On Monday, the Canadian federal government announced that it is banning companies from importing or making plastic bags and takeout containers by the end of this year, from selling them by the end of next year and from exporting them by the end of 2025.

The new regulations also include single-use plastic straws, stir sticks, cutlery and six-pack rings used to hold cans and bottles together.

Evanesce supports bans on single-use, petroleum-based plastics. However, the ban as it now stands, includes compostable biopolymers which Evanesce does not support.

Part of the solution

To attain a truly circular economy, compostable biopolymer plastics are part of the solution. We would be missing a huge opportunity to support our goal of zero waste by not allowing businesses to use these products. 

Adoption of compostable packaging and serviceware has been constrained by labeling issues that make differences between compostable and recyclable products difficult to discern, and has caused challenges for recyclers and composters alike. The inclusion of biopolymers in the most recent ban represents continued confusion. 

We would like to see a future in which there is no plastic packaging. Not only does this make the labeling issues disappear but would represent a giant leap forward in creating a truly circular economy. 

A growing chorus of sustainable company executives say recycling has been a failure, with low recycling rates due to high costs, low adoption and shallow end markets for recycled plastic. 

Composting infrastructure

Establishing composting infrastructure would enable the disposal of food and packaging waste in a single stream and that food is a more serious problem. 

Food waste emits high levels of methane gas, which is 25 times more damaging to the environment than carbon dioxide typically associated with plastic production. Each year, food waste in Canada creates some 57 million tonnes of carbon dioxide-equivalent emissions. 

Critics of composting claim that it takes too long to be a truly meaningful solution. It’s true that currently, an industrially designed and scaled composting facility may take 120 days to convert waste into compost, but this time frame is not impacted by the presence of biopolymers in the waste stream.

Bbiopolymer food packaging composts faster than other organic material that would appear more susceptible to a composting regime, such as orange peels, pineapple rind and avocado pits.

Arguments about the time required to compost products should not be at issue at this moment. As composting becomes more universally adopted, composting technology will improve, and time frames will be compressed.


Commercial activity is a catalyst for innovation. Remember, what would have once been considered a supercomputer is now carried around in the pockets of billions of people in the form of their mobile devices.

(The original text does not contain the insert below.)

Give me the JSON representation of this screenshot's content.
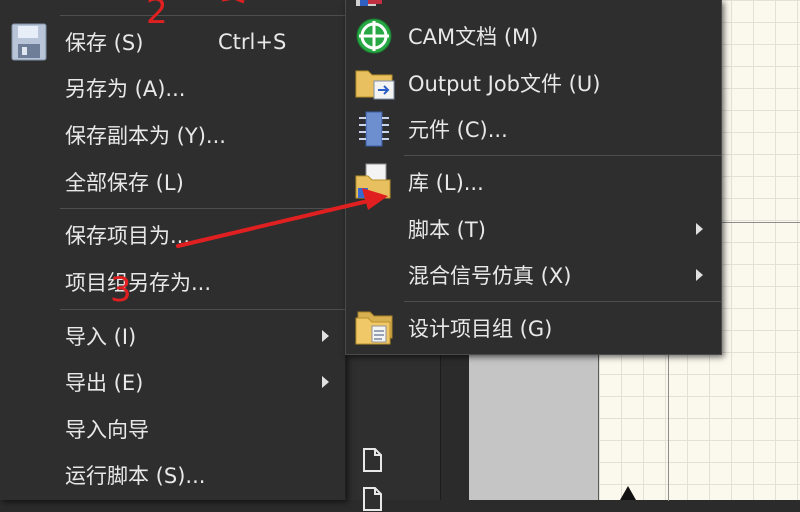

The argument for removing biopolymers from the list of banned plastics goes further, because composting solves more environmental problems than simply banning plastics. Compost offers a nutrient rich additive to soil, and can replenish Canadian topsoil, which has been ravaged by intensive farming and drought. 

The only way to reduce plastic is to use and make less plastic. Composting offers a viable and logical step forward not only to reduce, and hopefully eliminate plastic packaging and serviceware, but in creating a truly circular economy.

Douglas Horne is founder and chief executive officer of Vancouver-based Evanesce, a compostable food packaging manufacturer.